(What you will do)
All of the data is to be printed again exactly as it appears.
****
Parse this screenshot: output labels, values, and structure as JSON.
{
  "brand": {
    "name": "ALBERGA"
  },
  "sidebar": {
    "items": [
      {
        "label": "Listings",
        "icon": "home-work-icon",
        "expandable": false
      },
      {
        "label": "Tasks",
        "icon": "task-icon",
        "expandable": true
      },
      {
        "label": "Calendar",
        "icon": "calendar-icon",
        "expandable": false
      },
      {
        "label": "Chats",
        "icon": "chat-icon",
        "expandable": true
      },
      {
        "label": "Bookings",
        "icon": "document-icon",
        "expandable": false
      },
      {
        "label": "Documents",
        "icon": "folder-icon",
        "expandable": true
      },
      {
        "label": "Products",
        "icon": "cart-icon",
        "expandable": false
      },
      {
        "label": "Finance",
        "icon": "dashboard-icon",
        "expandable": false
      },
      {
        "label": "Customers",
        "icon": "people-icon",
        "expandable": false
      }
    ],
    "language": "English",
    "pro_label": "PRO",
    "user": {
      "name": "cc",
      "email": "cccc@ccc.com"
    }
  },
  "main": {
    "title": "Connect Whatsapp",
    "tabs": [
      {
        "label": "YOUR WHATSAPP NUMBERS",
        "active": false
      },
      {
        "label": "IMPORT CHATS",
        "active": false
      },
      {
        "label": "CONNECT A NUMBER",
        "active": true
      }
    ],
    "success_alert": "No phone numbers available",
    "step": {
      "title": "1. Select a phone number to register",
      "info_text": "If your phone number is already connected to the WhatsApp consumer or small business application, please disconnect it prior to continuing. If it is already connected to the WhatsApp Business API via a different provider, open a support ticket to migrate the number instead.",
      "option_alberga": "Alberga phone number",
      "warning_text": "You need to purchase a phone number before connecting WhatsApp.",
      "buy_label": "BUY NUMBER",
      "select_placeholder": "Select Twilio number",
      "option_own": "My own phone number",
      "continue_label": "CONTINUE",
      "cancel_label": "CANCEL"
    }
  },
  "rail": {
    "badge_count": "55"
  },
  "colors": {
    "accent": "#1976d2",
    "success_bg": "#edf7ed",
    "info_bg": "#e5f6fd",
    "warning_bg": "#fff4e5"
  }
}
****
(Problem solution)
Parse this screenshot: output labels, values, and structure as JSON.
{
  "brand": {
    "name": "ALBERGA"
  },
  "sidebar": {
    "items": [
      {
        "label": "Listings",
        "icon": "home-work-icon",
        "expandable": false
      },
      {
        "label": "Tasks",
        "icon": "task-icon",
        "expandable": true
      },
      {
        "label": "Calendar",
        "icon": "calendar-icon",
        "expandable": false
      },
      {
        "label": "Chats",
        "icon": "chat-icon",
        "expandable": true
      },
      {
        "label": "Bookings",
        "icon": "document-icon",
        "expandable": false
      },
      {
        "label": "Documents",
        "icon": "folder-icon",
        "expandable": true
      },
      {
        "label": "Products",
        "icon": "cart-icon",
        "expandable": false
      },
      {
        "label": "Finance",
        "icon": "dashboard-icon",
        "expandable": false
      },
      {
        "label": "Customers",
        "icon": "people-icon",
        "expandable": false
      }
    ],
    "language": "English",
    "pro_label": "PRO",
    "user": {
      "name": "cc",
      "email": "cccc@ccc.com"
    }
  },
  "main": {
    "title": "Connect Whatsapp",
    "tabs": [
      {
        "label": "YOUR WHATSAPP NUMBERS",
        "active": false
      },
      {
        "label": "IMPORT CHATS",
        "active": false
      },
      {
        "label": "CONNECT A NUMBER",
        "active": true
      }
    ],
    "success_alert": "No phone numbers available",
    "step": {
      "title": "1. Select a phone number to register",
      "info_text": "If your phone number is already connected to the WhatsApp consumer or small business application, please disconnect it prior to continuing. If it is already connected to the WhatsApp Business API via a different provider, open a support ticket to migrate the number instead.",
      "option_alberga": "Alberga phone number",
      "warning_text": "You need to purchase a phone number before connecting WhatsApp.",
      "buy_label": "BUY NUMBER",
      "select_placeholder": "Select Twilio number",
      "option_own": "My own phone number",
      "continue_label": "CONTINUE",
      "cancel_label": "CANCEL"
    }
  },
  "rail": {
    "badge_count": "55"
  },
  "colors": {
    "accent": "#1976d2",
    "success_bg": "#edf7ed",
    "info_bg": "#e5f6fd",
    "warning_bg": "#fff4e5"
  }
}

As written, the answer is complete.